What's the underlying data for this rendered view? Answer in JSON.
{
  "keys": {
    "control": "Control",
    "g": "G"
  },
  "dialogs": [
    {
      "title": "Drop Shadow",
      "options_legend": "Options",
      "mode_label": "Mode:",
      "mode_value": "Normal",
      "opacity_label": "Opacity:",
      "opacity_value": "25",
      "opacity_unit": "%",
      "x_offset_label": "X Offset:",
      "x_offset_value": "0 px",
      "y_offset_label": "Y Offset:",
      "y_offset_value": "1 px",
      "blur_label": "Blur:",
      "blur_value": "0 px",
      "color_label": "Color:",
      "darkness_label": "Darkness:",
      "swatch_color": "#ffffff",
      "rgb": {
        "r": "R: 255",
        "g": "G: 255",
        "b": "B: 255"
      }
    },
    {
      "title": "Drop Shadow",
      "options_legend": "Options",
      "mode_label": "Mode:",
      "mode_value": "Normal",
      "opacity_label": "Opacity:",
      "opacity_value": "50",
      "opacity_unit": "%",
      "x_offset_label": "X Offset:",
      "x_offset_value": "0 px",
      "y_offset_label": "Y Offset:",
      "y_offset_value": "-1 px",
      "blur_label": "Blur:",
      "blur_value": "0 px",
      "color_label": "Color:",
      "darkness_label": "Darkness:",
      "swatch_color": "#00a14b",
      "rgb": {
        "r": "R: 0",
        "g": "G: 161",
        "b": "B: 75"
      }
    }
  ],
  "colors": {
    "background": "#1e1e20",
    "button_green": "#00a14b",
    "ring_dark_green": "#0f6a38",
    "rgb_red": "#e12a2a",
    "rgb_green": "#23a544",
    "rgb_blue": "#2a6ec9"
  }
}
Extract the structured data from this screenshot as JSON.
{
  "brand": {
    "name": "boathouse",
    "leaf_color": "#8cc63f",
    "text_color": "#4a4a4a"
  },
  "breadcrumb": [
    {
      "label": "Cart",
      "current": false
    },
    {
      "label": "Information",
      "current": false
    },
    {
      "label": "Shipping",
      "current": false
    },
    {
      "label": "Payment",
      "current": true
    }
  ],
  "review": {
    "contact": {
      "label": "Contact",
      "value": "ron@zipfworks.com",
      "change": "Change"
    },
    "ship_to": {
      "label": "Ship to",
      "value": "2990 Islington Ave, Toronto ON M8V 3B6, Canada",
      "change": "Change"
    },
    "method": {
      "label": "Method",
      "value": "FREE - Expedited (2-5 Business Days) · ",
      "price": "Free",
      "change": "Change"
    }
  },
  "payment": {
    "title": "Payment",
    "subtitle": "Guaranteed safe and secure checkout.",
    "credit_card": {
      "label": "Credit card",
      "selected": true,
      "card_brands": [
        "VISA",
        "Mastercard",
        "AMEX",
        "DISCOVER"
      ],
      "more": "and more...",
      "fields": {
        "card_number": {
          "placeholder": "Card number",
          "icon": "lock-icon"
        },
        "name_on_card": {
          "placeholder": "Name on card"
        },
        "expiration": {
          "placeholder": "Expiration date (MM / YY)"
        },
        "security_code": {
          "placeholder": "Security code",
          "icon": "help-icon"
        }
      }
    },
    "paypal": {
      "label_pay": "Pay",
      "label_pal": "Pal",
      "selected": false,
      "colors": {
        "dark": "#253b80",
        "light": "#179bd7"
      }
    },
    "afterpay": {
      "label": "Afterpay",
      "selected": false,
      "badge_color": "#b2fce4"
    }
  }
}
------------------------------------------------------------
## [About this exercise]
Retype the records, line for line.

## [Task response]
What's the underlying data for this rendered view? Answer in JSON.
{
  "keys": {
    "control": "Control",
    "g": "G"
  },
  "dialogs": [
    {
      "title": "Drop Shadow",
      "options_legend": "Options",
      "mode_label": "Mode:",
      "mode_value": "Normal",
      "opacity_label": "Opacity:",
      "opacity_value": "25",
      "opacity_unit": "%",
      "x_offset_label": "X Offset:",
      "x_offset_value": "0 px",
      "y_offset_label": "Y Offset:",
      "y_offset_value": "1 px",
      "blur_label": "Blur:",
      "blur_value": "0 px",
      "color_label": "Color:",
      "darkness_label": "Darkness:",
      "swatch_color": "#ffffff",
      "rgb": {
        "r": "R: 255",
        "g": "G: 255",
        "b": "B: 255"
      }
    },
    {
      "title": "Drop Shadow",
      "options_legend": "Options",
      "mode_label": "Mode:",
      "mode_value": "Normal",
      "opacity_label": "Opacity:",
      "opacity_value": "50",
      "opacity_unit": "%",
      "x_offset_label": "X Offset:",
      "x_offset_value": "0 px",
      "y_offset_label": "Y Offset:",
      "y_offset_value": "-1 px",
      "blur_label": "Blur:",
      "blur_value": "0 px",
      "color_label": "Color:",
      "darkness_label": "Darkness:",
      "swatch_color": "#00a14b",
      "rgb": {
        "r": "R: 0",
        "g": "G: 161",
        "b": "B: 75"
      }
    }
  ],
  "colors": {
    "background": "#1e1e20",
    "button_green": "#00a14b",
    "ring_dark_green": "#0f6a38",
    "rgb_red": "#e12a2a",
    "rgb_green": "#23a544",
    "rgb_blue": "#2a6ec9"
  }
}
Extract the structured data from this screenshot as JSON.
{
  "brand": {
    "name": "boathouse",
    "leaf_color": "#8cc63f",
    "text_color": "#4a4a4a"
  },
  "breadcrumb": [
    {
      "label": "Cart",
      "current": false
    },
    {
      "label": "Information",
      "current": false
    },
    {
      "label": "Shipping",
      "current": false
    },
    {
      "label": "Payment",
      "current": true
    }
  ],
  "review": {
    "contact": {
      "label": "Contact",
      "value": "ron@zipfworks.com",
      "change": "Change"
    },
    "ship_to": {
      "label": "Ship to",
      "value": "2990 Islington Ave, Toronto ON M8V 3B6, Canada",
      "change": "Change"
    },
    "method": {
      "label": "Method",
      "value": "FREE - Expedited (2-5 Business Days) · ",
      "price": "Free",
      "change": "Change"
    }
  },
  "payment": {
    "title": "Payment",
    "subtitle": "Guaranteed safe and secure checkout.",
    "credit_card": {
      "label": "Credit card",
      "selected": true,
      "card_brands": [
        "VISA",
        "Mastercard",
        "AMEX",
        "DISCOVER"
      ],
      "more": "and more...",
      "fields": {
        "card_number": {
          "placeholder": "Card number",
          "icon": "lock-icon"
        },
        "name_on_card": {
          "placeholder": "Name on card"
        },
        "expiration": {
          "placeholder": "Expiration date (MM / YY)"
        },
        "security_code": {
          "placeholder": "Security code",
          "icon": "help-icon"
        }
      }
    },
    "paypal": {
      "label_pay": "Pay",
      "label_pal": "Pal",
      "selected": false,
      "colors": {
        "dark": "#253b80",
        "light": "#179bd7"
      }
    },
    "afterpay": {
      "label": "Afterpay",
      "selected": false,
      "badge_color": "#b2fce4"
    }
  }
}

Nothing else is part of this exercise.